Armenia: Cofinancing

Cofinancing operations enable ADB’s financing partners, governments or their agencies, multilateral financing institutions, and commercial organizations to participate in financing ADB projects. The additional funds are provided in the form of official loans and grants, and commercial financing such as B loans, risk transfer arrangements, parallel loans, and cofinancing for transactions under ADB’s Trade Finance Program.

By the end of 2013, cumulative direct value-added (DVA) official cofinancing for Armenia amounted to $87.1 million for one investment project and $1.2 million for two technical assistance projects. Cumulative DVA commercial cofinancing for Armenia amounted to $123.15 million for three investment projects.

In 2013, the Neighbourhood Investment Facility provided grant cofinancing of $7.9 million and the European Investment Bank provided loan cofinancing of $79.2 million to North-South Road Corridor Investment Program-Tranche 3.

Armenia: Projects Cofinanced, 1 January 2009-31 December 2013

Cofinancing No. of Projects Amount ($ million)
Projects* 4 210.25
Grants 1 7.90
Official loans 1 79.20
Commercial cofinancing 3 123.15
Technical Assistance Grants 2 1.16

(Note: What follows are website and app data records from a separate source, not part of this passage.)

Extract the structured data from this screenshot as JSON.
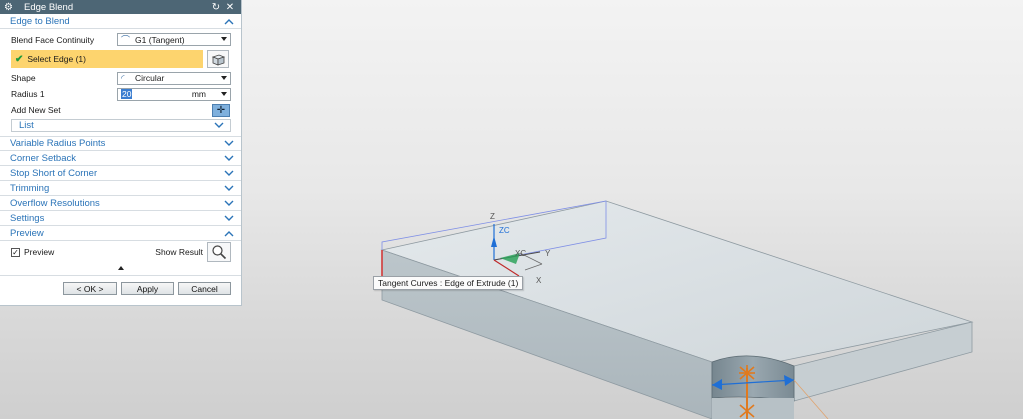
{
  "dialog": {
    "title": "Edge Blend",
    "edge_to_blend": {
      "header": "Edge to Blend",
      "blend_face_continuity_label": "Blend Face Continuity",
      "blend_face_continuity_value": "G1 (Tangent)",
      "select_edge_label": "Select Edge (1)",
      "shape_label": "Shape",
      "shape_value": "Circular",
      "radius_label": "Radius 1",
      "radius_value": "20",
      "radius_unit": "mm",
      "add_new_set_label": "Add New Set",
      "list_label": "List"
    },
    "sections": [
      {
        "label": "Variable Radius Points"
      },
      {
        "label": "Corner Setback"
      },
      {
        "label": "Stop Short of Corner"
      },
      {
        "label": "Trimming"
      },
      {
        "label": "Overflow Resolutions"
      },
      {
        "label": "Settings"
      }
    ],
    "preview": {
      "header": "Preview",
      "checkbox_label": "Preview",
      "checked": true,
      "show_result_label": "Show Result"
    },
    "buttons": {
      "ok": "< OK >",
      "apply": "Apply",
      "cancel": "Cancel"
    }
  },
  "viewport": {
    "tooltip": "Tangent Curves : Edge of Extrude (1)",
    "axes": {
      "z": "Z",
      "zc": "ZC",
      "xc": "XC",
      "y": "Y",
      "yc": "YC",
      "x": "X"
    }
  },
  "colors": {
    "titlebar": "#4d6675",
    "section_header_text": "#2b74b8",
    "select_highlight": "#fdd46e",
    "solid_face": "#c9d1d5",
    "marker_orange": "#e07a1f",
    "marker_blue": "#1f6fd6"
  },
  "icons": {
    "dialog": "gear-icon",
    "reset": "reset-icon",
    "close": "close-icon",
    "continuity": "curve-continuity-icon",
    "shape": "circular-shape-icon",
    "select": "checkmark-icon",
    "selector": "cube-select-icon",
    "add_set": "add-set-icon",
    "show_result": "magnifier-icon"
  }
}
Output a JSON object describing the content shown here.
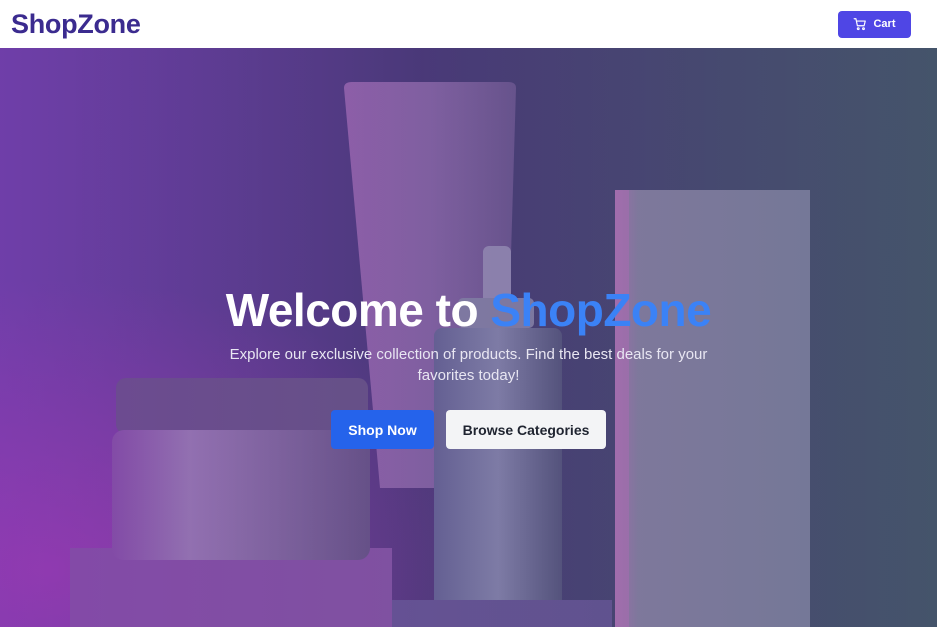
{
  "brand": {
    "name": "ShopZone"
  },
  "nav": {
    "cart_label": "Cart",
    "cart_icon": "shopping-cart-icon"
  },
  "hero": {
    "title_prefix": "Welcome to ",
    "title_accent": "ShopZone",
    "subtitle": "Explore our exclusive collection of products. Find the best deals for your favorites today!",
    "primary_cta": "Shop Now",
    "secondary_cta": "Browse Categories"
  },
  "colors": {
    "brand_text": "#3b2b8f",
    "cart_button": "#4f46e5",
    "accent": "#3b82f6",
    "primary_button": "#2563eb",
    "secondary_button": "#f3f4f6"
  }
}
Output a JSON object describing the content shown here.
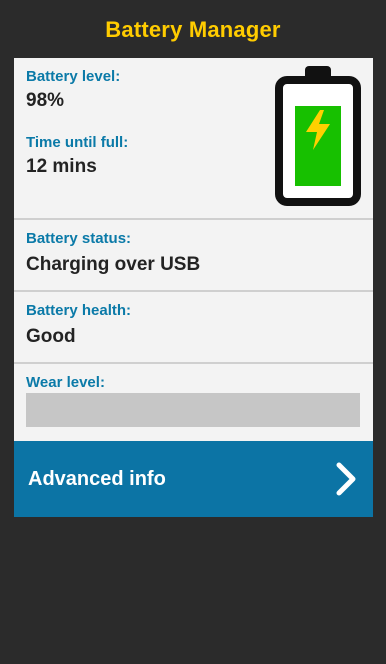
{
  "app": {
    "title": "Battery Manager"
  },
  "battery": {
    "level_label": "Battery level:",
    "level_value": "98%",
    "time_label": "Time until full:",
    "time_value": "12 mins",
    "status_label": "Battery status:",
    "status_value": "Charging over USB",
    "health_label": "Battery health:",
    "health_value": "Good",
    "wear_label": "Wear level:",
    "wear_value": ""
  },
  "advanced": {
    "label": "Advanced info",
    "icon": "chevron-right-icon"
  },
  "colors": {
    "background": "#2b2b2b",
    "title": "#FFCC00",
    "label": "#0b7aa8",
    "value": "#232323",
    "card": "#f3f3f3",
    "battery_fill": "#17c000",
    "bolt": "#ffd000",
    "advanced_bg": "#0c74a5"
  },
  "icons": {
    "battery": "battery-charging-icon",
    "bolt": "lightning-bolt-icon"
  }
}
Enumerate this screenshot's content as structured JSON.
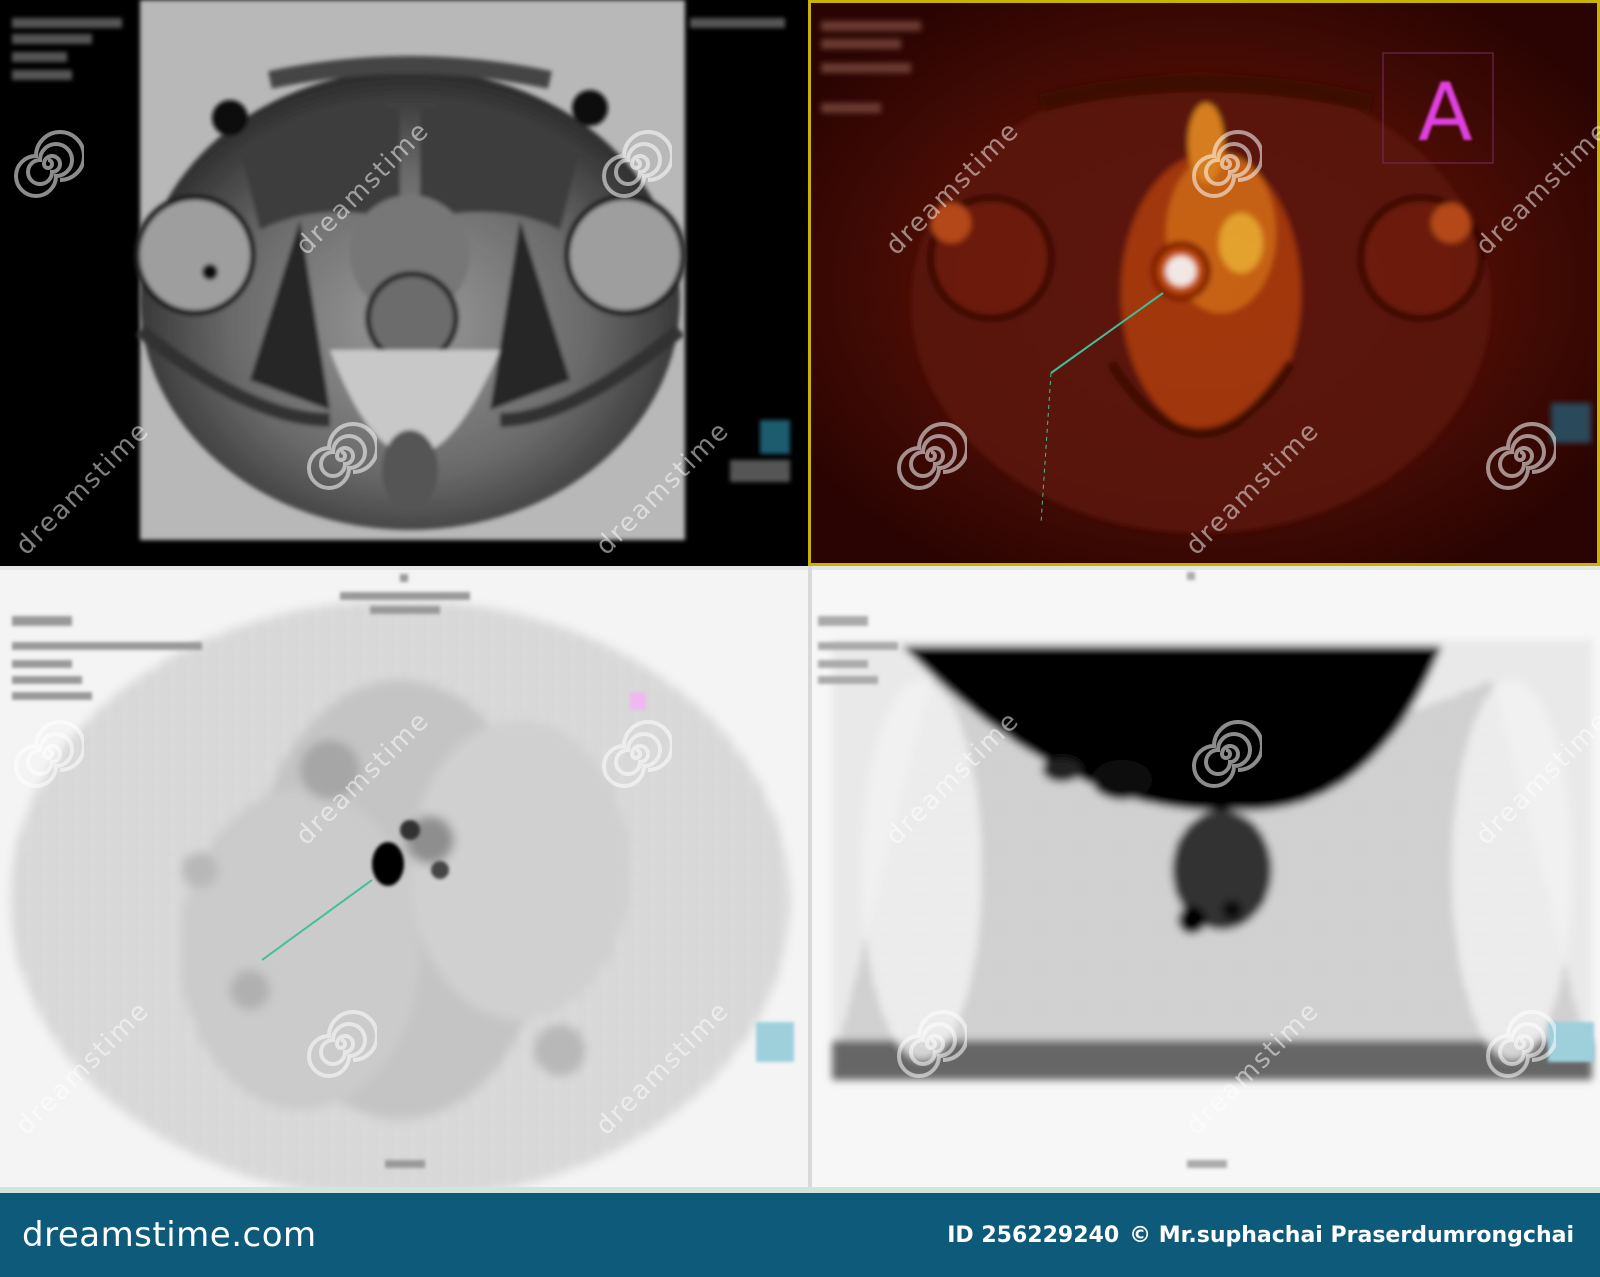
{
  "overlay": {
    "pane_letter": "A",
    "watermark_text": "dreamstime"
  },
  "footer": {
    "brand": "dreamstime.com",
    "id_label": "ID 256229240",
    "author": "© Mr.suphachai Praserdumrongchai"
  },
  "colors": {
    "footer_bg": "#0d5a7a",
    "footer_stripe": "#cfe7d9",
    "active_frame": "#c8b400",
    "marker": "#e040e0",
    "arrow": "#3fbf9a"
  },
  "panes": [
    {
      "name": "t2-axial-mri",
      "tone": "grayscale"
    },
    {
      "name": "pet-mri-fusion",
      "tone": "hot"
    },
    {
      "name": "pet-axial-inverted",
      "tone": "inverted-gray"
    },
    {
      "name": "pet-mip-inverted",
      "tone": "inverted-gray"
    }
  ]
}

* A project with more than one source of cofinancing is counted once.

Investment Projects Cofinanced for Armenia, 1 January 2009-31 December 2013

Project ADB Amount* ($ million) Cofinancing Amount ($ million) Type of Cofinancing**
North-South Road Corridor Investment Program - Tranche 3 100.00 87.10 O/G
Armenia International Airports (ArIA) 40.00 80.00 C
Trade Finance Program*** 5.69 18.15 C
Sevan-Hrazdan Cascade Hydropower System Rehabilitation 25.00 25.00 C

* Loan, grant or blend / ** C = commercial cofinancing, G = grant cofinancing, O = official cofinancing / *** The $1 billion limit for ADB's Regional Trade Finance Program (TFP) approved by the Board of Directors in 2009 is the maximum exposure the TFP can assume at any one point in time. This limit has never been breached. Because maturities under TFP transactions tend to be short - on average less than 180 days - TFP exposure can revolve (be reused) within a year. In addition, the TFP distributes risk exposures to various partners, which leverages its capital resources. This explains how the TFP's exposure from 2009-2013 was greater than its $1 billion limit without actually breaching the limit at any one point in time.